Proposed Silver Creek School budget sees adjustment

OBSERVER Photo by Rebecca Cuthbert. Superintendent Todd Crandall looks on as Silver Creek Central student Gabriel Metzger explains how he won the American Institute for Aeronautics & Astronautics essay contest, with helpful nudging from Cheryl Smith, his science teacher, who knew Metzger could do it.

SILVER CREEK — Todd Crandall, superintendent of Silver Creek Central School, announced earlier this week that the proposed budget for the 2017-2018 school year has been adjusted.

“(District Business Administrator) Mrs. (Cindy) Mackowiak and I have updated the PowerPoint from two weeks ago. … It seems like our stance not to approve the budget (during the last meeting) paid off,” Crandall began, addressing the board. “I emailed everybody the information from the legislators; we had budgeted for approximately a $200,000 increase, roughly, from the governor’s proposal, and it came out just a little higher than that. Mrs. Mackowiak and I were comfortable with keeping that the same. We adjusted a couple of slides at the end (of the budget PowerPoint presentation) that talked about the … 1 percent versus a 1.5 percent (proposed tax levy increase).”

The proposed budget for the next academic year sits at $23,143,821, down 3.22 percent from the previous budget (2016/2017). The proposed tax levy is $6,034,951 — that’s the amount to be raised by taxes. That’s an increase of $59,752, or the 1 percent Crandall mentioned.

“That’s the only information we changed from (the last budget draft),” he said.

Crandall said he knows it’s difficult whenever taxes are raised, and administrators at the school tried to keep that in mind with this next budget.

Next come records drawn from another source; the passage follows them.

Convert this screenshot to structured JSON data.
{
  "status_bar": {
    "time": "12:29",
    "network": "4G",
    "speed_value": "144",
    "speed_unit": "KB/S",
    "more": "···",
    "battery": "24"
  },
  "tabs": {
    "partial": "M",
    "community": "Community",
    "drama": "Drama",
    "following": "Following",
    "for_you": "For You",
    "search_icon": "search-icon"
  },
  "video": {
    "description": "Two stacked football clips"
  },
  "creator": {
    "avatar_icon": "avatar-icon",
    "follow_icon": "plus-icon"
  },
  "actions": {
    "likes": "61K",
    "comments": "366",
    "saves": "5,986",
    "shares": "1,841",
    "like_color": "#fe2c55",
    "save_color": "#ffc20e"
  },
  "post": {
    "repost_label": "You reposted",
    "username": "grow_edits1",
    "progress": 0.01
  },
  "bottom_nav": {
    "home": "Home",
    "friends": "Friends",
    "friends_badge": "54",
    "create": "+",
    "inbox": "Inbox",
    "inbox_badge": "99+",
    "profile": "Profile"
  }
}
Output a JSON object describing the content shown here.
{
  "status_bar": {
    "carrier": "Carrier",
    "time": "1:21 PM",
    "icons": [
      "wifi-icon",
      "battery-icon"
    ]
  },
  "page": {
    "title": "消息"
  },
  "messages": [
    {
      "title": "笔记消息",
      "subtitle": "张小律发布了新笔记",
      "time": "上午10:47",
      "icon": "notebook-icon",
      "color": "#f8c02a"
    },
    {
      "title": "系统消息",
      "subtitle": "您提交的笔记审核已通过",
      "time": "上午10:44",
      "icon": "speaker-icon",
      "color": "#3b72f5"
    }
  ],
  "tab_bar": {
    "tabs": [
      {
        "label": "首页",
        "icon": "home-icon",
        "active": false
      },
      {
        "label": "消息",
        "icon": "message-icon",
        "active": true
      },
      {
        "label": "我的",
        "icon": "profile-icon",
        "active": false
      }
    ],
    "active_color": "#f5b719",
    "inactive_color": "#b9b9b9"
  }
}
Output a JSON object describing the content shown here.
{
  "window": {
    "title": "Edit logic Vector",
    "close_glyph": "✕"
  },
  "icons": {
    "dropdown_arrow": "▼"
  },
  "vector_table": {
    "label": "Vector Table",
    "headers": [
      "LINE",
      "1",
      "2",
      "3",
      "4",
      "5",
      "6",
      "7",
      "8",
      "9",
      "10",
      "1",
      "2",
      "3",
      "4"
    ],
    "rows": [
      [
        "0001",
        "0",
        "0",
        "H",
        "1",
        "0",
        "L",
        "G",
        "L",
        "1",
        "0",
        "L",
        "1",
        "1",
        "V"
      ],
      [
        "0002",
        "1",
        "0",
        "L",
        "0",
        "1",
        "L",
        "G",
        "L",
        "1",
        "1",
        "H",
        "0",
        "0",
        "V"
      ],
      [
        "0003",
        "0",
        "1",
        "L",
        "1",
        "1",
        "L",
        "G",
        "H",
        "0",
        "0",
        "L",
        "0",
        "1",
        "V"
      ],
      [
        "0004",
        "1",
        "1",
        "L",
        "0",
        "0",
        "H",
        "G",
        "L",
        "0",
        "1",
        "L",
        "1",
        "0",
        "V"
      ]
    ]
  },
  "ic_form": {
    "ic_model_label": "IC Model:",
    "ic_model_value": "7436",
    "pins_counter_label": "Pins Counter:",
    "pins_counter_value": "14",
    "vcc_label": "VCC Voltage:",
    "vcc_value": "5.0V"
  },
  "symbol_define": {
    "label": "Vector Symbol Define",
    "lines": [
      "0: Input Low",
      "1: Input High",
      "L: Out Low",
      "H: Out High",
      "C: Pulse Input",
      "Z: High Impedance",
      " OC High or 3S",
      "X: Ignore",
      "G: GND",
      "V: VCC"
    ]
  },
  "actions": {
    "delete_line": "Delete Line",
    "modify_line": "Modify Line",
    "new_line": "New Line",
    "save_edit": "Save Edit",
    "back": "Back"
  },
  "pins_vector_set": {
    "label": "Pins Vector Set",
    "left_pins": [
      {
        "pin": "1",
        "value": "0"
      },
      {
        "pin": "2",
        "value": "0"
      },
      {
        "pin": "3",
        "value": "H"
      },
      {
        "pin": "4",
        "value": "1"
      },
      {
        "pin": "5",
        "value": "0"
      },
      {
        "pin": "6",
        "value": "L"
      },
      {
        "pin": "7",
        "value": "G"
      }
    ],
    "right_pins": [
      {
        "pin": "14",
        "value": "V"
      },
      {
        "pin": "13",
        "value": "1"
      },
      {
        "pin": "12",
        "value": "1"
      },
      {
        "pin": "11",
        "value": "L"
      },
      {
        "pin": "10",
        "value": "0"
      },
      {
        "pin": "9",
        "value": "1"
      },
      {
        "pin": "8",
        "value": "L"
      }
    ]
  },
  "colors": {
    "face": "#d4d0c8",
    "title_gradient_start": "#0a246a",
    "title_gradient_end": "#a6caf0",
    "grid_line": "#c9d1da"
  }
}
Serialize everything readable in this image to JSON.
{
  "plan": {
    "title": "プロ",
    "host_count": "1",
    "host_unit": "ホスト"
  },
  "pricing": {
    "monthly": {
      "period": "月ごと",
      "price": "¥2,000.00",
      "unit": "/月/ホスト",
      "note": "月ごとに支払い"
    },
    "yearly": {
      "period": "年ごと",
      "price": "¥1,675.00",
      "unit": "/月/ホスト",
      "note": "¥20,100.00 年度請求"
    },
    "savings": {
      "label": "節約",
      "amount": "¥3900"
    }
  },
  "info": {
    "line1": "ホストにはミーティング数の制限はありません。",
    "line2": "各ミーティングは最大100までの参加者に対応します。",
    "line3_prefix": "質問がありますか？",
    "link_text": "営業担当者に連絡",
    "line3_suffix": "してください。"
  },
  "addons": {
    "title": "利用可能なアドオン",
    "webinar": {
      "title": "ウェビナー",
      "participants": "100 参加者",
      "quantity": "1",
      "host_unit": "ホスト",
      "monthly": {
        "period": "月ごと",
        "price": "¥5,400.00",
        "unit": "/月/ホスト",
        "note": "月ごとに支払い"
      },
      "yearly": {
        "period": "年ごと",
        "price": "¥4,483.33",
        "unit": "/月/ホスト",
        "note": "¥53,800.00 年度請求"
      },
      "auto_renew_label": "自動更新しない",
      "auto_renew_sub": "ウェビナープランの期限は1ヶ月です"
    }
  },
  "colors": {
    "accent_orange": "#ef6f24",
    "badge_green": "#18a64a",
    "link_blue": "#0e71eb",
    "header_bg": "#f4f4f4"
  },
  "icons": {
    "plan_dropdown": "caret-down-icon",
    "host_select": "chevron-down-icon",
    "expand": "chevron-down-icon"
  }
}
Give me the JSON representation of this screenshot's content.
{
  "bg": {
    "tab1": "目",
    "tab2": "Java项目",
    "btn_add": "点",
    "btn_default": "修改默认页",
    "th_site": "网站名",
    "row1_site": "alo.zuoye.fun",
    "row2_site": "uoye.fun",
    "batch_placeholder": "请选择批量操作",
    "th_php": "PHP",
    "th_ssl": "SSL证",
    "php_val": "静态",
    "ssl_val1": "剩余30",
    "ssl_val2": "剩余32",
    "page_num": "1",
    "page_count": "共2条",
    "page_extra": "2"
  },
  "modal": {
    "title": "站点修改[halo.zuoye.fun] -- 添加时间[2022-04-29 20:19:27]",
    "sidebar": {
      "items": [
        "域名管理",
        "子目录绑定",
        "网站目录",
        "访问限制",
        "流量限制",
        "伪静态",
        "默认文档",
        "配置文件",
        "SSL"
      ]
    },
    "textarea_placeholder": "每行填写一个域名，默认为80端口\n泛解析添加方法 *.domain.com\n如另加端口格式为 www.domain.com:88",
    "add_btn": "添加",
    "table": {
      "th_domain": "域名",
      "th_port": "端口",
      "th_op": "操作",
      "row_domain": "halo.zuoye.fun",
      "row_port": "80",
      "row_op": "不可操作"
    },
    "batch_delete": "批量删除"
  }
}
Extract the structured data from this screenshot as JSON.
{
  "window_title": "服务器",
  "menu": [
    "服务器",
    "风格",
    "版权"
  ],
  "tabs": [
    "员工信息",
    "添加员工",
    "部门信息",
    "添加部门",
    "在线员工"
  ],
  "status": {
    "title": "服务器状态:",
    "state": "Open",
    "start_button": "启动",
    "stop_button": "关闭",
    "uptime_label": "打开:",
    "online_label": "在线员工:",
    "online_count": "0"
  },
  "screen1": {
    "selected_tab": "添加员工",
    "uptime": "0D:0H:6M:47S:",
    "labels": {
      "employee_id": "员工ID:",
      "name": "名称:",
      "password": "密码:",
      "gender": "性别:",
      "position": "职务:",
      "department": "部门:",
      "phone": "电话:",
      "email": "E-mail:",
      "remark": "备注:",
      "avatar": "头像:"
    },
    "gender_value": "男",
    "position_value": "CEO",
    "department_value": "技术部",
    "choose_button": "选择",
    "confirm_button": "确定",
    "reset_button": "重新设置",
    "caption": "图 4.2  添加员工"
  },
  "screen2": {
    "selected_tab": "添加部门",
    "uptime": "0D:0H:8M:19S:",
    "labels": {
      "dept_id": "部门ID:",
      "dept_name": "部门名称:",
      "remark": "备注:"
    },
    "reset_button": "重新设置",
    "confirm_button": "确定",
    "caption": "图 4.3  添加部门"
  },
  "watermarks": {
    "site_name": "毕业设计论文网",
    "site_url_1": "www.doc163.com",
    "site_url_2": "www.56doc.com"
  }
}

“We recognize that any tax increase to the community is difficult. We believe we worked really hard on this year’s budget, compared to last year; in fact, we’ll be going out slightly less than we were last year with our overall budget — about $700,000 (or) $750,000 less than last year,” he said.

Board member Martha Howard made a comment that the numbers that went down are tied to how much money the district will get from the state, so it’s not all good news.

“It’s important to mention that the part of the budget that went down is the capital, which is planned. That’s our payments … when that goes down, the revenue from the state goes down, as well. So it’s not all the other things in our budget that went down. When the budget is lower like that, but you have a 1 percent increase, it’s because of all those other things in the budget that did not go down. The revenue went down to match this,” she said.

Mackowiak and Crandall agreed.

When it came to a vote, the proposed budget was passed by the board. Mackowiak and Crandall will take their “show on the road” Thursday to present the proposed budget at the Sheridan Town Board meeting at 7 p.m. (municipal building, Route 20, Sheridan). They will also visit other municipal board meetings and senior centers to give the same presentation in the coming weeks. Community members will have their say May 16 at the school itself, when they’ll vote on whether to pass the budget. Polls are open from 1 to 9 p.m.

The board also celebrated the win of eighth grader Gabriel Metzger, who won the American Institute for Aeronautics & Astronautics essay contest. Metzger was given an encouraging push from science teacher Cheryl Smith, who believed Metzger had the talent to take the blue ribbon — and the cash prize. Metzger not only pulled in a Benjamin for himself; he also brought home some money for the school.